Breaking Down the Use of the Read-Option in Seattle's Win over San Francisco

Keith MyersContributor ISeptember 17, 2013

SEATTLE, WA - SEPTEMBER 15:  Russell Wilson #3 of the Seattle Seahawks hands the ball off turnover  Marshawn Lynch #24 of the Seattle Seahawks during their game at Qwest Field on September 15, 2013 in Seattle, Washington.  (Photo by Jonathan Ferrey/Getty Images)
Jonathan Ferrey/Getty Images

Any coach looking for pointers on how to run the read-option in the tape from last Sunday's game between the Seattle Seahawks and the San Francisco 49ers is going to be greatly disappointed. Even though both offenses have a reputation for relying on it, the read-option was rarely used by either team.

Of course, that might be tough to believe considering how much emphasis has gone into coverage of the read-option by the sports media in the last few months. The read-option and its continued use by the Seahawks in the NFL was a consistent topic throughout the entire offseason. 

The problem with that narrative is that the Seahawks use the read-option much less than most people realize, and last Sunday's game was no different. 

Game announcer Cris Collinsworth even diagramed out a read-option play at halftime, but had to use standard running play for the Seahawks to do so because the Seahawks had yet to run the read-option up to that point in the game. 

To demonstrate that, here is his diagram for the play from the broadcast:

And here is the actual play.

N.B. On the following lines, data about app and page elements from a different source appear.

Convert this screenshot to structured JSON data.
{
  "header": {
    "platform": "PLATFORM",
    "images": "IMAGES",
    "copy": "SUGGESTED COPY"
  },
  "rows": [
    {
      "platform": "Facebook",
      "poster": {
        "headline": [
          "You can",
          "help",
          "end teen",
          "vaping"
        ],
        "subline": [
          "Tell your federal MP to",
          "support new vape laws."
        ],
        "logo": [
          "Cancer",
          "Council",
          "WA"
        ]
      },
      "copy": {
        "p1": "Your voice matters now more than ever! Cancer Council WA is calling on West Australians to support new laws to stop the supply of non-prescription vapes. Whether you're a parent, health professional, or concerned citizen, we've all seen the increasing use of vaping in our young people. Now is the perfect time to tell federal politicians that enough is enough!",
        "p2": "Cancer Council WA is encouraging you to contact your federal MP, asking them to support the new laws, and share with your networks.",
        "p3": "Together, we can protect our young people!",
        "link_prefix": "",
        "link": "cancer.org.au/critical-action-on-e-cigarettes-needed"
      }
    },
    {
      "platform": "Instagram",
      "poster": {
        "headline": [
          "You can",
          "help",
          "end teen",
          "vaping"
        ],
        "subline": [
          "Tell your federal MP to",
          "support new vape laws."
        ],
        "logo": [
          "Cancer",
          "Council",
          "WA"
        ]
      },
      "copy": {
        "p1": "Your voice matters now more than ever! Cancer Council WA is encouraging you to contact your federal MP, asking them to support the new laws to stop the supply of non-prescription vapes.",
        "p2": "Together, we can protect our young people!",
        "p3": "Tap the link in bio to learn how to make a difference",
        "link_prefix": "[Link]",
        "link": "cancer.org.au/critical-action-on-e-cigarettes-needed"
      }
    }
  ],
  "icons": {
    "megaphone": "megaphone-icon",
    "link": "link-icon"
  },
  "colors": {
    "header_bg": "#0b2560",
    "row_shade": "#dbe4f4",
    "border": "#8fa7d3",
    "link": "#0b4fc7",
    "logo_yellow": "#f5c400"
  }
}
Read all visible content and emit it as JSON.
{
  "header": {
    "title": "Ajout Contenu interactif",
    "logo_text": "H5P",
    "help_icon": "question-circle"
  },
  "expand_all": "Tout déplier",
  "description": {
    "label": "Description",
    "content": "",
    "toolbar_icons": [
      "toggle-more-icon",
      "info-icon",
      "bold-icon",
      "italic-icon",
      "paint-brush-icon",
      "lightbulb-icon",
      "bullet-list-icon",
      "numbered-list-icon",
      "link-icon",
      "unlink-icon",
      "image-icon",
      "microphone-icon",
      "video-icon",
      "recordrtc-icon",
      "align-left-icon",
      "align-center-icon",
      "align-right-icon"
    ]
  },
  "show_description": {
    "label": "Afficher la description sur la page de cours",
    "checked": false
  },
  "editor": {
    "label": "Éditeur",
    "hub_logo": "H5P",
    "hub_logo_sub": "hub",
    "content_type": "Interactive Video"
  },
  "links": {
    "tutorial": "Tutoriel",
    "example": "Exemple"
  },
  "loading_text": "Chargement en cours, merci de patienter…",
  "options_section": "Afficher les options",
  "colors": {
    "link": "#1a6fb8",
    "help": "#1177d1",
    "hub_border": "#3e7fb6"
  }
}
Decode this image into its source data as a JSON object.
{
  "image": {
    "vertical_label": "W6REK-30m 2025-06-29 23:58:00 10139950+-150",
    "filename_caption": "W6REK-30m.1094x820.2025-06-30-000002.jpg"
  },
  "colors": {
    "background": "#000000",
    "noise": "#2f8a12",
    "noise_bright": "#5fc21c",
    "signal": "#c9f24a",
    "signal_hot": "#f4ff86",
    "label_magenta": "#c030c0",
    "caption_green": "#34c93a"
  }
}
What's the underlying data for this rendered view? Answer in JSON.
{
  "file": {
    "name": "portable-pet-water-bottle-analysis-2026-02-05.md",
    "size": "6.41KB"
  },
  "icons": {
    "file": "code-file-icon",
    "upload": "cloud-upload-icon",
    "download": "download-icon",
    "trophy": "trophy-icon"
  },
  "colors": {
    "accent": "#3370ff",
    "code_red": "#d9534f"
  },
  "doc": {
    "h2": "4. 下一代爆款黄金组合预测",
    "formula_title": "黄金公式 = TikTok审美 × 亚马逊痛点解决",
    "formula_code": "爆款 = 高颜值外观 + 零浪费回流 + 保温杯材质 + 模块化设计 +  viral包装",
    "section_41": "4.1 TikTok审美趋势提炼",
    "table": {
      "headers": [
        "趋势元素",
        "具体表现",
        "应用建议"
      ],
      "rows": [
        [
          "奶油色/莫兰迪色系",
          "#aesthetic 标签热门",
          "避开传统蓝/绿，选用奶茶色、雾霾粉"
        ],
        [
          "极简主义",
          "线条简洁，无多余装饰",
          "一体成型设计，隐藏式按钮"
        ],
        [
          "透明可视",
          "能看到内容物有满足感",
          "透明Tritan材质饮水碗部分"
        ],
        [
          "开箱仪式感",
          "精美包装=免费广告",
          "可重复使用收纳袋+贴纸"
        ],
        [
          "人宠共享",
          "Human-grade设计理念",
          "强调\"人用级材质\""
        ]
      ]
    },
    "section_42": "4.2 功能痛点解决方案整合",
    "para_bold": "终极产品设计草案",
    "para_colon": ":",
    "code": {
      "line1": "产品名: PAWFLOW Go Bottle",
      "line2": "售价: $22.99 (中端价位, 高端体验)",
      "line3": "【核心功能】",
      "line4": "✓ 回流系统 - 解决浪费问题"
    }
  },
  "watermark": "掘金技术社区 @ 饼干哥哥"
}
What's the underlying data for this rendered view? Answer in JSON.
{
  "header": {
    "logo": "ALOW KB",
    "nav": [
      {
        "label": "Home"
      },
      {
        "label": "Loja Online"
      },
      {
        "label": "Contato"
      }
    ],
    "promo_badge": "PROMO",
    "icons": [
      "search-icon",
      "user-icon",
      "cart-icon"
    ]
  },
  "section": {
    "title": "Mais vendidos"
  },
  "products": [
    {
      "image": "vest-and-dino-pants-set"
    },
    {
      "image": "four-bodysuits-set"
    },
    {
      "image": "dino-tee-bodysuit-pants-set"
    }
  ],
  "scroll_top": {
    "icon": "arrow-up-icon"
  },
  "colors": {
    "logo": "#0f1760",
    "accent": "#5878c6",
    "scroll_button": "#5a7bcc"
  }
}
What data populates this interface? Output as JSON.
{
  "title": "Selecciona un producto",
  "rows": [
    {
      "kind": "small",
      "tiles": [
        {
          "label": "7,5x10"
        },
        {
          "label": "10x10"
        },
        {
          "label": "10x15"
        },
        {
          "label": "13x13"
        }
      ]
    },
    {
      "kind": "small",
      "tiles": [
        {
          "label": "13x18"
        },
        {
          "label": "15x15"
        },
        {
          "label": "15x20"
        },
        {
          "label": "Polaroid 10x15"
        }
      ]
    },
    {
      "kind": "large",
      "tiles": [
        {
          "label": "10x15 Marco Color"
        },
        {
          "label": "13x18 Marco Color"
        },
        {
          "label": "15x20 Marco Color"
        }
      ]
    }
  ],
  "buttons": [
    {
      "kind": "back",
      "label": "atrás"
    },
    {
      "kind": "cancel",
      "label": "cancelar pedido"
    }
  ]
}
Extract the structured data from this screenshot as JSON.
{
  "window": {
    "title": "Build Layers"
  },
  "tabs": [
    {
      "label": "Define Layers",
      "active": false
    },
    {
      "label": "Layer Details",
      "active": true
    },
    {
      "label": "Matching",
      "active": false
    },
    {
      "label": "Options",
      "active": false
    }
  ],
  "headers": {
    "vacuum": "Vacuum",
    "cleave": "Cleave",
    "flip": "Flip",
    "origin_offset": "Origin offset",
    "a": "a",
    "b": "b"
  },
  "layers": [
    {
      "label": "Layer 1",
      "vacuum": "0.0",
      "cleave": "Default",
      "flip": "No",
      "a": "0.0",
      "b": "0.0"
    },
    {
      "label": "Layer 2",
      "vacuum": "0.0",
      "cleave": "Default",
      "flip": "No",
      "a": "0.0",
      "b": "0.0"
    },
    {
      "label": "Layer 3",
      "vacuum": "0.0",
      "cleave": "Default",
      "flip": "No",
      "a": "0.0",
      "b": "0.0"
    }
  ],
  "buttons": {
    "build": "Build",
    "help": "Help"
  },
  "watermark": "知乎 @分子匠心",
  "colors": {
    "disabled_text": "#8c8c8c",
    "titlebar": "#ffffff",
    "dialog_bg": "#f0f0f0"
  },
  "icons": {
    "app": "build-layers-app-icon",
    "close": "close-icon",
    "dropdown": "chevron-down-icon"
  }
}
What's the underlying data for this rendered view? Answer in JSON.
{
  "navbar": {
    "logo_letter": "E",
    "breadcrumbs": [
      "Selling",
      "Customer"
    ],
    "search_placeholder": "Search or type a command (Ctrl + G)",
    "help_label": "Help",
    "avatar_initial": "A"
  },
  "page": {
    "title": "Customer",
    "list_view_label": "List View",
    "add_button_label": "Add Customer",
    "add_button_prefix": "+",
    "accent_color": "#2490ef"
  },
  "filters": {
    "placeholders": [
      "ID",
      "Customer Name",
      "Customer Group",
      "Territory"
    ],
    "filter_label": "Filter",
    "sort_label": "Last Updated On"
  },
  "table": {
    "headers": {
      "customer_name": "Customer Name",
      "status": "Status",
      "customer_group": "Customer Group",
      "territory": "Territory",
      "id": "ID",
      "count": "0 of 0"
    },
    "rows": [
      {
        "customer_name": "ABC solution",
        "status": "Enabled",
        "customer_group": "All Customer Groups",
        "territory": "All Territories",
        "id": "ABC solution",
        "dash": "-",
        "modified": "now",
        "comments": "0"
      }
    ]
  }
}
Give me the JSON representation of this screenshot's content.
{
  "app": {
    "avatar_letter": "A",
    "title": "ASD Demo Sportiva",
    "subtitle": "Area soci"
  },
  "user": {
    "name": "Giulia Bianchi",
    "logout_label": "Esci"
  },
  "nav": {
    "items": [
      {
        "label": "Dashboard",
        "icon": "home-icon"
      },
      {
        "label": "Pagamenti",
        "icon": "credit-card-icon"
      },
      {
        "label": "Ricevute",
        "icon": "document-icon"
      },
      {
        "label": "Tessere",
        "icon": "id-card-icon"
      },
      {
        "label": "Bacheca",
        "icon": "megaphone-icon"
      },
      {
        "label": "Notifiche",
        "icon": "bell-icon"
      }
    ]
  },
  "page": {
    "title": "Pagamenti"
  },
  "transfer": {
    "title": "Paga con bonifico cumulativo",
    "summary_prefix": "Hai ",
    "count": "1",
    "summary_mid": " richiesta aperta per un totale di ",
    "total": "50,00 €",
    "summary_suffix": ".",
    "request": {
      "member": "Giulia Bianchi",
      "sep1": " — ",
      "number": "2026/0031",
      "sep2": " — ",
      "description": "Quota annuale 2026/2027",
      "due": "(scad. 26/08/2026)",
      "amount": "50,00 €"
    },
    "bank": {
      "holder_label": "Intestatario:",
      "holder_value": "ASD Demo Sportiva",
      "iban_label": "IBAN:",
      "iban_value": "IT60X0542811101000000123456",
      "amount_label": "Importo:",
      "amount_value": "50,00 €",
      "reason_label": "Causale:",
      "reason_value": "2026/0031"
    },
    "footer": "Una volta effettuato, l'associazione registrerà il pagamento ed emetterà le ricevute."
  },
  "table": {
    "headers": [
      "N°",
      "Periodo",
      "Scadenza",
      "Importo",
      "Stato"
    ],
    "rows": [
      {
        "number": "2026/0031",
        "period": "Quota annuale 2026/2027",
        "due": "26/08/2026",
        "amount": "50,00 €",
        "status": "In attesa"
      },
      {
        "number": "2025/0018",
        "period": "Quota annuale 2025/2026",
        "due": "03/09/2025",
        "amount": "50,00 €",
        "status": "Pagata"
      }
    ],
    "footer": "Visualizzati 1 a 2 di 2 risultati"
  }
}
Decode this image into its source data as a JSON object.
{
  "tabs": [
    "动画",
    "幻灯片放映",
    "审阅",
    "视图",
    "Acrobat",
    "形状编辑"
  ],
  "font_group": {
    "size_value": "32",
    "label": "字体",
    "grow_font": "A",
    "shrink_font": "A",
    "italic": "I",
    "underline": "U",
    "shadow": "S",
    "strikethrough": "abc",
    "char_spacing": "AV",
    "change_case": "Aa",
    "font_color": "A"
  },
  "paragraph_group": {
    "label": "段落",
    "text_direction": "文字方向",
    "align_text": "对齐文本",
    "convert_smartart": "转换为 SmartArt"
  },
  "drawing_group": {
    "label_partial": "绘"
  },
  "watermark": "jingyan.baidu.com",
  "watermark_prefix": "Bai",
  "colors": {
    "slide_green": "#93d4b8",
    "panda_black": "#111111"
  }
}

Notice that the defensive end (circled) is being blocked by Breno Giacomini: 

If the defensive end isn't being left unblocked, then there is nothing for the quarterback to read. This isn't an option play. It is a designed inside hand off to Marshawn Lynch.

This isn't to fault Collinsworth on this. Undoubtedly, his producers asked him to discuss the read-option during that segment, and he did so. The problem was that the Seahawks had not run the read-option at any point in the game up to that point. 

In fact most of the plays ran by the Seahawks that appear to be the read-option are actually just designed runs for the running back. 

This data was collected by watching, and re-watching, every play from the game multiple times. The Seahawks ran a large number of plays out of formations where the read-option was a possibility. This includes both the pistol and the modified shotgun with the RB slightly deeper than QB. 

Of those plays, the Seahawks left the DE or outside linebacker unblocked just five times in this game, and all of those were in the second half. They ran the ball with a designed standard runs more than twice that many times. 

The San Francisco 49ers used the read-option sparingly as well in this game.

Unlike the Seahawks, the 49ers use of the read-option was more evenly distributed over the first three quarters of the game. The game had gotten out of hand by the fourth quarter, and the 49ers were passing every down by that point.

So while the 49ers use the read-option more than the Seahawks, it is still a small portion of their overall offense. 

The important part of all of this is that the threat of the read-option attack might be more important than the actual use of the play. Opposing teams have to spend precious practice time preparing to stop it, which takes away from their time to prepare for the rest of the offense.